Only a number is expected here: the count of lines in the data that contain "icon".
Segment Start: Data to process
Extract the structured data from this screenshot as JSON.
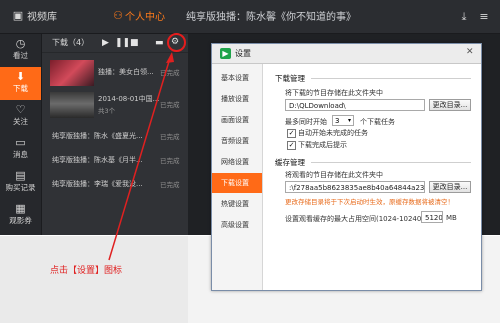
{
  "topbar": {
    "tab_library": "视频库",
    "tab_personal": "个人中心",
    "now_playing": "纯享版独播：陈水馨《你不知道的事》"
  },
  "leftnav": {
    "items": [
      {
        "label": "看过",
        "icon": "clock-icon"
      },
      {
        "label": "下载",
        "icon": "download-icon"
      },
      {
        "label": "关注",
        "icon": "heart-icon"
      },
      {
        "label": "消息",
        "icon": "message-icon"
      },
      {
        "label": "购买记录",
        "icon": "receipt-icon"
      },
      {
        "label": "观影券",
        "icon": "ticket-icon"
      }
    ]
  },
  "downloads": {
    "header": "下载（4）",
    "items": [
      {
        "title": "独播：美女白领...",
        "status": "已完成",
        "has_thumb": true
      },
      {
        "title": "2014-08-01中国...",
        "sub": "共3个",
        "status": "已完成",
        "has_thumb": true
      },
      {
        "title": "纯享版独播：陈水《盛夏光...",
        "status": "已完成",
        "has_thumb": false
      },
      {
        "title": "纯享版独播：陈水基《月半...",
        "status": "已完成",
        "has_thumb": false
      },
      {
        "title": "纯享版独播：李瑞《爱我没...",
        "status": "已完成",
        "has_thumb": false
      }
    ]
  },
  "annotation": "点击【设置】图标",
  "dialog": {
    "title": "设置",
    "sidebar": [
      "基本设置",
      "播放设置",
      "画面设置",
      "音频设置",
      "网络设置",
      "下载设置",
      "热键设置",
      "高级设置"
    ],
    "active_index": 5,
    "download_mgmt": {
      "heading": "下载管理",
      "path_label": "将下载的节目存储在此文件夹中",
      "path_value": "D:\\QLDownload\\",
      "change_button": "更改目录...",
      "max_prefix": "最多同时开始",
      "max_value": "3",
      "max_suffix": "个下载任务",
      "auto_resume": "自动开始未完成的任务",
      "done_notify": "下载完成后提示"
    },
    "cache_mgmt": {
      "heading": "缓存管理",
      "path_label": "将观看的节目存储在此文件夹中",
      "path_value": ":\\f278aa5b8623835ae8b40a64844a239c\\",
      "change_button": "更改目录...",
      "note": "更改存储目录将于下次启动时生效，原缓存数据将被清空！",
      "limit_label": "设置观看缓存的最大占用空间(1024-10240)",
      "limit_value": "5120",
      "limit_unit": "MB"
    }
  },
  "colors": {
    "accent": "#ff6a17",
    "annotation": "#e02020"
  }
}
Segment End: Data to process
Task answer: 6